Chemical vapor deposition (CVD) diamond-coated tools have the advantage of a low cost and flexibility in fabrications when compared with sintered polycrystalline diamond (PCD) tools in machining lightweight high-strength materials. However, coating-substrate interface delaminations remain a major technical barrier. Further, the complex effects of the tool geometry and the deposition residual stress, as well the machining conditions on the tool performance, have hindered the industrial applications of CVD diamond-coated tools. The objectives of this research are: (1) to develop finite element (FE) models of cutting simulations including deposition residual stresses for investigating tool edge radius effects on diamond-coated tool stress evolutions from depositions to machining; (2) to study diamond-coated tool performance in machining Al-Si alloys and Al-matrix composites with various cutting conditions; (3) to implement a cohesive zone interface in a diamond-coated tool for two-dimensional (2D) cutting simulations.
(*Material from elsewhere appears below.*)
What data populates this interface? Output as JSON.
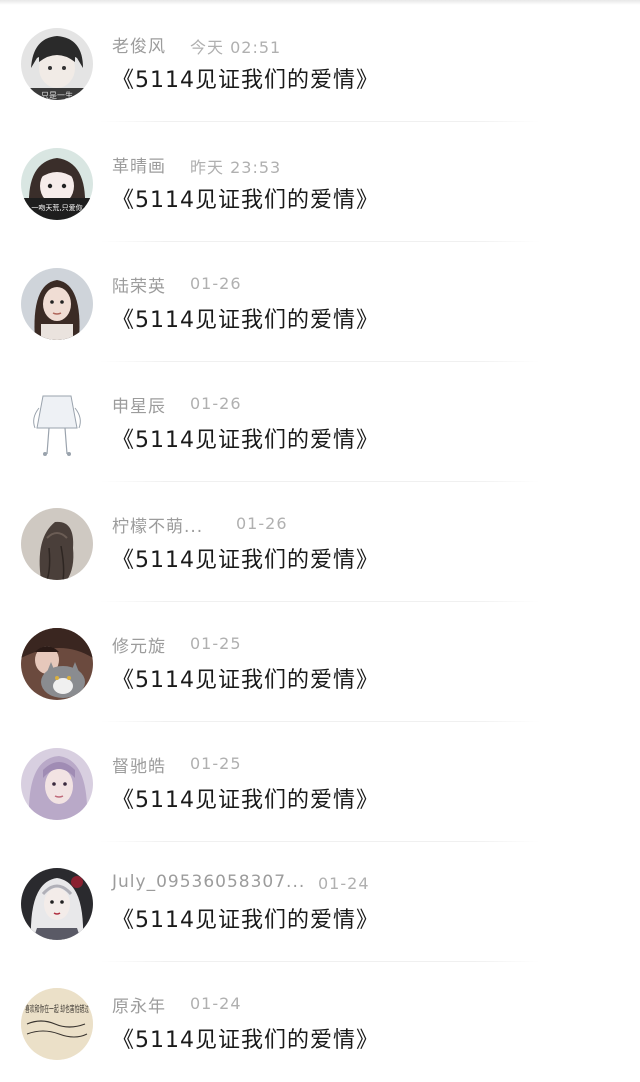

The research methods include: (1) coupled thermo-mechanical finite element modeling of cutting simulations, including the deposition residual stress, for tool performance evaluations and tool stress evolutions; (2) machining of A390 alloy and A359/SiC-20p composite workpieces with a force sensor and tool wear evaluations at different conditions; and (3) incorporating a traction-separation law as the interface behavior in the FE cutting simulations for coating delamination analysis. The major findings are summarized as follows: (1) In gentle cutting, deposition residual stresses remain dominant, but change noticeably at a large uncut chip thickness. (2) 2D FE results of the cutting simulation are compared with the machining experiments. The difference between simulations and experiments is acceptable. (3) Increasing the edge radius will increase cutting forces; however, this increasing rate decreases at a higher feed. The combined effects of the tool geometry and cutting conditions result in complex wear behavior of diamond-coated tools. (4) The cutting simulations incorporating a cohesive-zone interface in a diamond-coated cutting tool demonstrate that the interface fracture energy is the major cause of coating delaminations. Furthermore, a larger uncut chip thickness tends to result in coating delaminations.

Electronic Thesis or Dissertation
Mechanical engineering